The story of the true events and people involved in this books are incredible and amazing. Perhaps even inspiring.

The writing of the book is awful,long winded, and boring. How he made cannibalism boring, I don't know, but it was boring. Best of luck enduring to the end of it.
Whenever I can't drag myself to the gym or finish some project, I think of these men crawling out of the Andes fueled by "matchstick pieces of flesh"
One of my favorites ever. This story has always touched my heart since I was a little girl.
Zach Hogan
This review has been hidden because it contains spoilers. To view it, click here.
This is one the most intense survival story I've ever read. It takes turns being horrific and inspirational. I have seen the 1993 Ethan Hawke movie 'Alive' and while it captured a lot of details, the book is so good. It was written directly after the incident so all the memories were fresh and the detailed conversations were remembered.

In 1972 a private Catholic college rugby team from Uruguay went on a trip to play a match in Chile and enjoy a mini vacation. Their plane crashed in the Andes mou
« previous 1 3 4 5 6 7 8 9 99 100 next »
topics  posts  views  last activity   
Alive Book Review 1 20 Mar 12, 2014 04:49PM  
7DRAKE: Alive Review 1 3 Mar 12, 2014 12:44PM  
40 years 12 76 Jul 28, 2013 02:08PM  
  • Miracle in the Andes
  • K2, The Savage Mountain: The Classic True Story of Disaster and Survival on the World's Second Highest Mountain
  • Adrift: Seventy-Six Days Lost at Sea
  • Annapurna
  • Annapurna: A Woman's Place
  • The Climb: Tragic Ambitions on Everest
  • Running the Amazon
  • The Mountains of My Life (Modern Library Exploration)
  • High Exposure: An Enduring Passion for Everest and Unforgiving Places
  • Touching the Void: The True Story of One Man's Miraculous Survival
  • The Home Of The Blizzard: A True Story Of Antarctic Survival
  • No Picnic on Mount Kenya: A Daring Escape, A Perilous Climb
  • Alone: The Classic Polar Adventure
  • Through the Brazilian Wilderness
  • The Worst Journey in the World
  • The Royal Road to Romance: Travelers' Tales Classics
  • Starlight and Storm
  • The Mountain of My Fear / Deborah : A Wilderness Narrative: Two Mountaineering Classics in One Volume
British novelist and non-fiction writer.
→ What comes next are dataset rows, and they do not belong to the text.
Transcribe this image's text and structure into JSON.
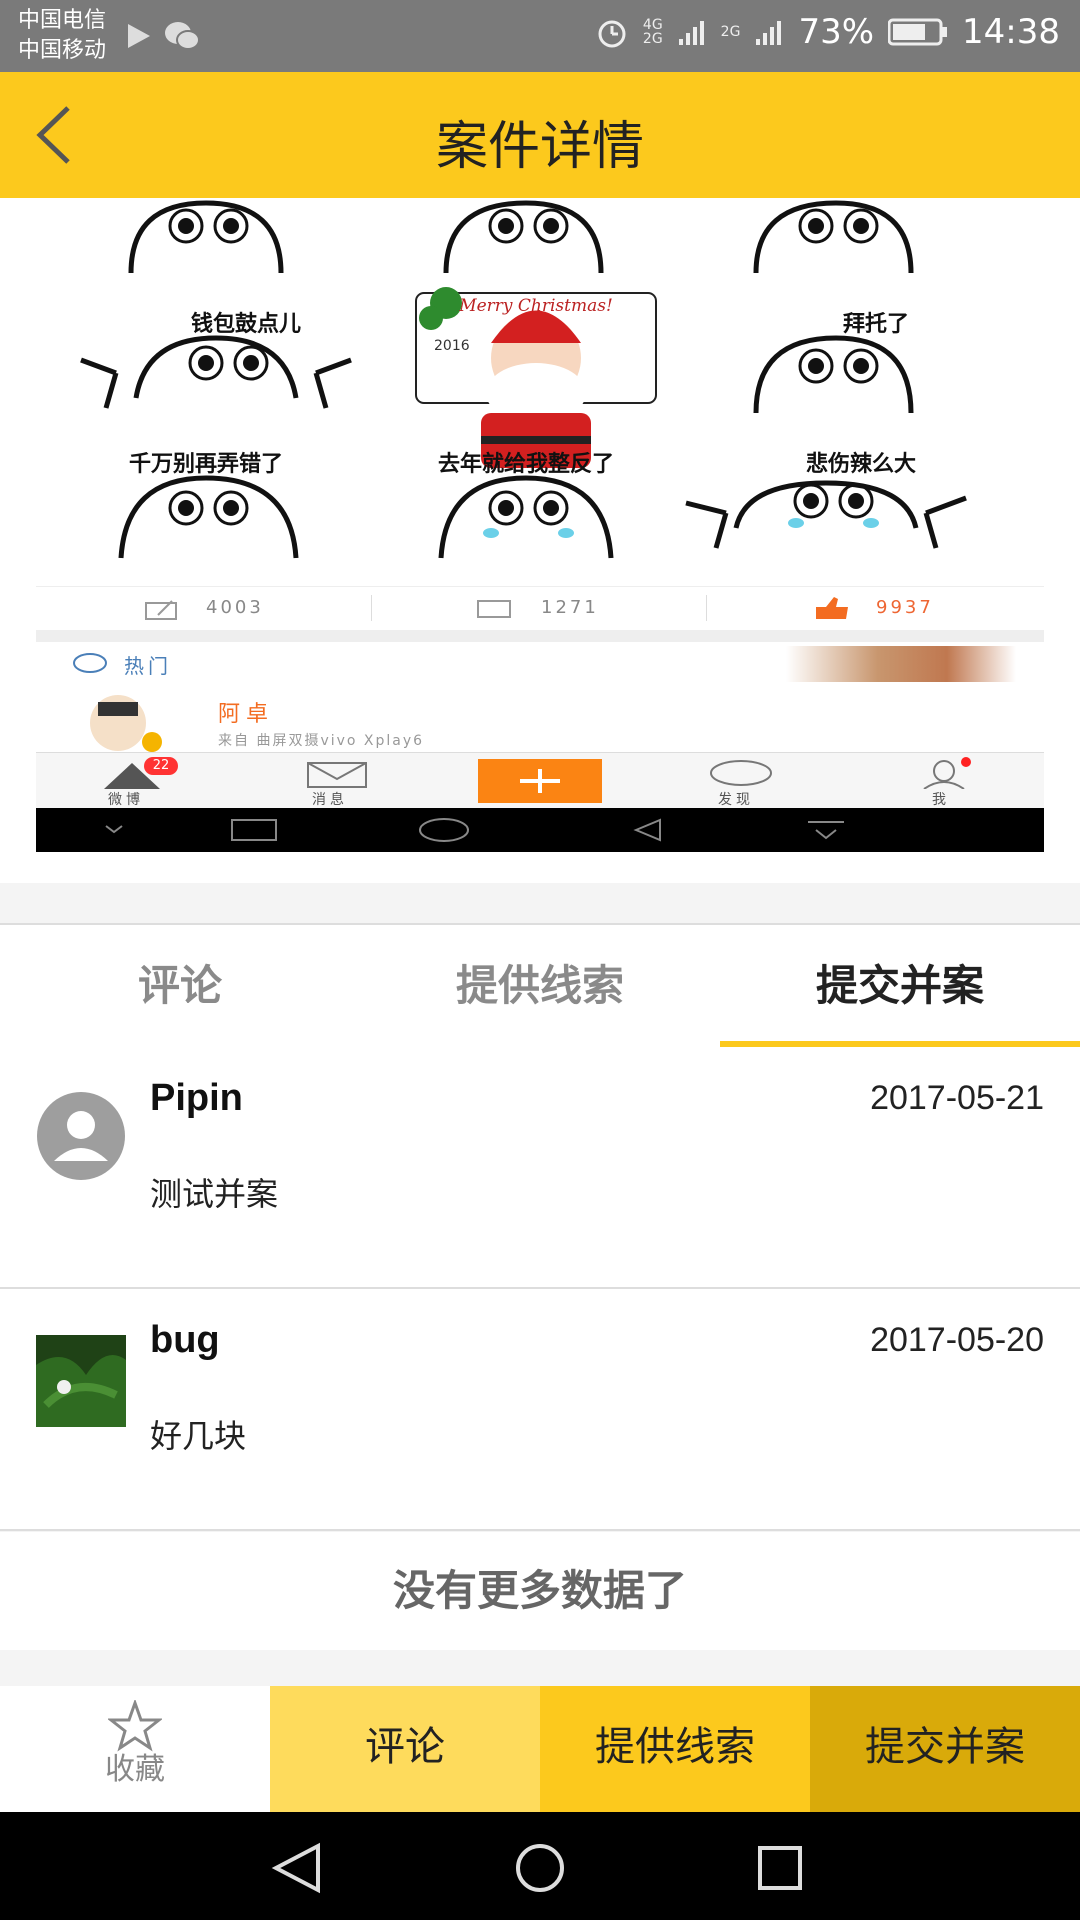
{
  "status": {
    "carrier1": "中国电信",
    "carrier2": "中国移动",
    "network1": "4G",
    "network2": "2G",
    "network3": "2G",
    "battery": "73%",
    "time": "14:38"
  },
  "appbar": {
    "title": "案件详情"
  },
  "screenshot": {
    "captions": [
      "钱包鼓点儿",
      "拜托了",
      "千万别再弄错了",
      "去年就给我整反了",
      "悲伤辣么大"
    ],
    "card_text": "Merry Christmas!",
    "card_year": "2016",
    "stats": {
      "repost": "4003",
      "comments": "1271",
      "likes": "9937"
    },
    "hot": "热门",
    "user": "阿卓",
    "source": "来自  曲屏双摄vivo  Xplay6",
    "tabbar": {
      "home": "微博",
      "badge": "22",
      "messages": "消息",
      "discover": "发现",
      "me": "我"
    }
  },
  "tabs": [
    {
      "label": "评论"
    },
    {
      "label": "提供线索"
    },
    {
      "label": "提交并案"
    }
  ],
  "items": [
    {
      "name": "Pipin",
      "date": "2017-05-21",
      "text": "测试并案"
    },
    {
      "name": "bug",
      "date": "2017-05-20",
      "text": "好几块"
    }
  ],
  "no_more": "没有更多数据了",
  "actions": {
    "favorite": "收藏",
    "comment": "评论",
    "clue": "提供线索",
    "merge": "提交并案"
  },
  "colors": {
    "accent": "#fcc91d",
    "comment_bg": "#fedb5c",
    "clue_bg": "#fcc91d",
    "merge_bg": "#d9aa0a",
    "weibo_orange": "#fb8413"
  }
}
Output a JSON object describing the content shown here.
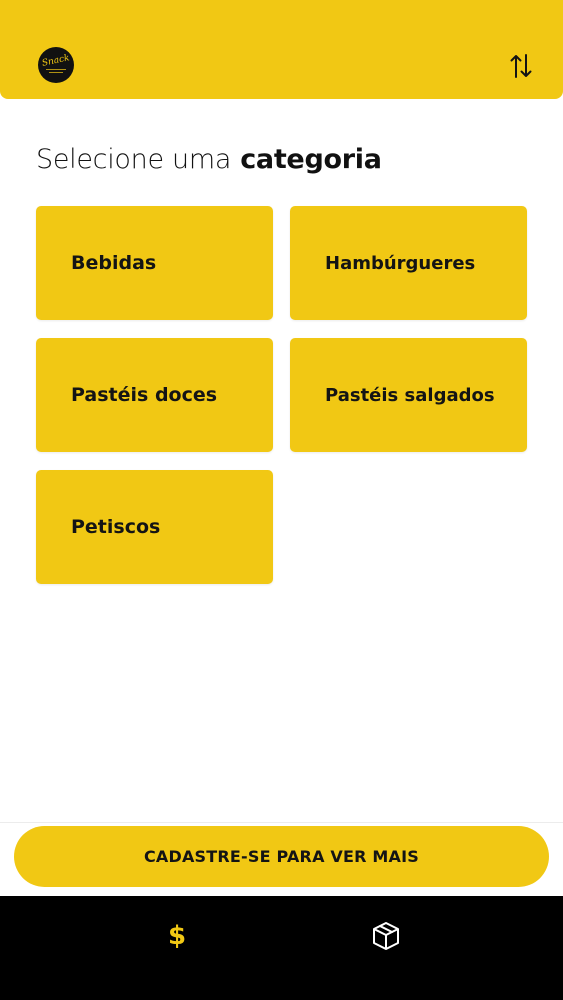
{
  "colors": {
    "brand": "#f1c814",
    "text": "#141414",
    "background": "#ffffff",
    "nav_background": "#000000",
    "nav_inactive_icon": "#ffffff"
  },
  "header": {
    "logo_icon": "restaurant-logo",
    "sort_icon": "sort-arrows-icon"
  },
  "main": {
    "title_light": "Selecione uma",
    "title_bold": "categoria",
    "categories": [
      {
        "label": "Bebidas"
      },
      {
        "label": "Hambúrgueres"
      },
      {
        "label": "Pastéis doces"
      },
      {
        "label": "Pastéis salgados"
      },
      {
        "label": "Petiscos"
      }
    ]
  },
  "cta": {
    "label": "CADASTRE-SE PARA VER MAIS"
  },
  "bottom_nav": {
    "items": [
      {
        "icon": "dollar-icon",
        "glyph": "$",
        "active": true
      },
      {
        "icon": "package-box-icon",
        "active": false
      }
    ]
  }
}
Educated at the Benedictines' Ampleforth College, and subsequently entered St John's College, University of Cambridge where he received his BA and MA (history). Artist-in-Residence at the Ford Foundation in Berlin (1963-4), Harkness Fellow, Commonwealth Fund, New York (1967-8), member of the Council of the Institute of Contemporary Arts (1971-5), member of ...more
More about Piers Paul Read...
Templars: The Dramatic History of the Knights Templar, the Most Powerful Military Order of the Crusades The Death of a Pope Alice in Exile The Dreyfus Affair: The Scandal That Tore France in Two Ablaze: The Story of the Heroes and Victims of Chernobyl

Share This Book